PROBLEM DETAILS —
Give every line of the material back exactly, images removed.

-------- DATA TO EXAMINE

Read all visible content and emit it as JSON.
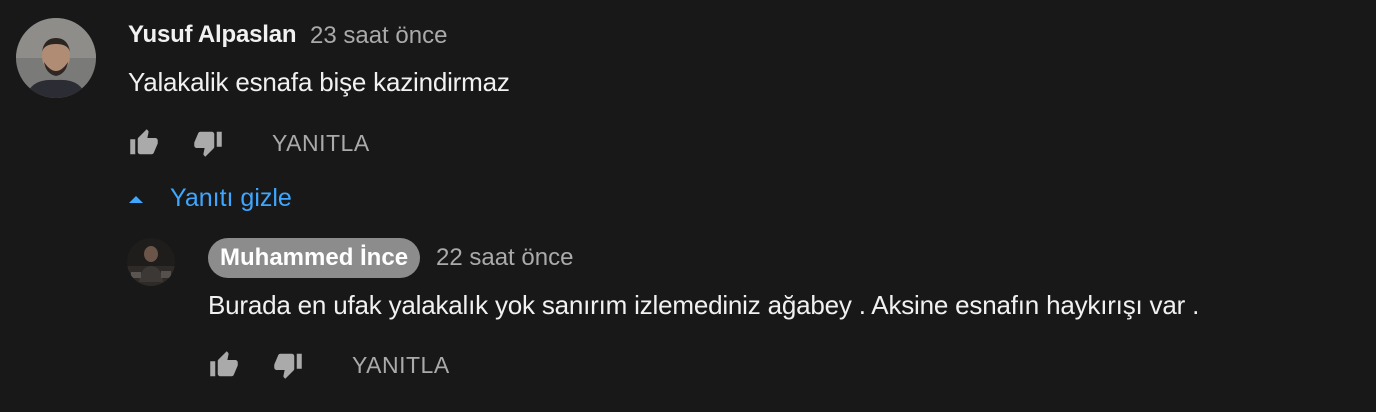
{
  "comment": {
    "author": "Yusuf Alpaslan",
    "time": "23 saat önce",
    "text": "Yalakalik esnafa bişe kazindirmaz",
    "reply_label": "YANITLA"
  },
  "replies_toggle": {
    "label": "Yanıtı gizle"
  },
  "reply": {
    "author": "Muhammed İnce",
    "time": "22 saat önce",
    "text": "Burada en ufak yalakalık yok sanırım izlemediniz ağabey . Aksine esnafın haykırışı var .",
    "reply_label": "YANITLA"
  },
  "colors": {
    "background": "#181818",
    "primary_text": "#f1f1f1",
    "secondary_text": "#aaaaaa",
    "link": "#3ea6ff",
    "author_chip": "#8c8c8c"
  },
  "icons": [
    "thumbs-up-icon",
    "thumbs-down-icon",
    "caret-up-icon"
  ]
}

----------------

TASK OUTPUT —
Read all visible content and emit it as JSON.
{
  "comment": {
    "author": "Yusuf Alpaslan",
    "time": "23 saat önce",
    "text": "Yalakalik esnafa bişe kazindirmaz",
    "reply_label": "YANITLA"
  },
  "replies_toggle": {
    "label": "Yanıtı gizle"
  },
  "reply": {
    "author": "Muhammed İnce",
    "time": "22 saat önce",
    "text": "Burada en ufak yalakalık yok sanırım izlemediniz ağabey . Aksine esnafın haykırışı var .",
    "reply_label": "YANITLA"
  },
  "colors": {
    "background": "#181818",
    "primary_text": "#f1f1f1",
    "secondary_text": "#aaaaaa",
    "link": "#3ea6ff",
    "author_chip": "#8c8c8c"
  },
  "icons": [
    "thumbs-up-icon",
    "thumbs-down-icon",
    "caret-up-icon"
  ]
}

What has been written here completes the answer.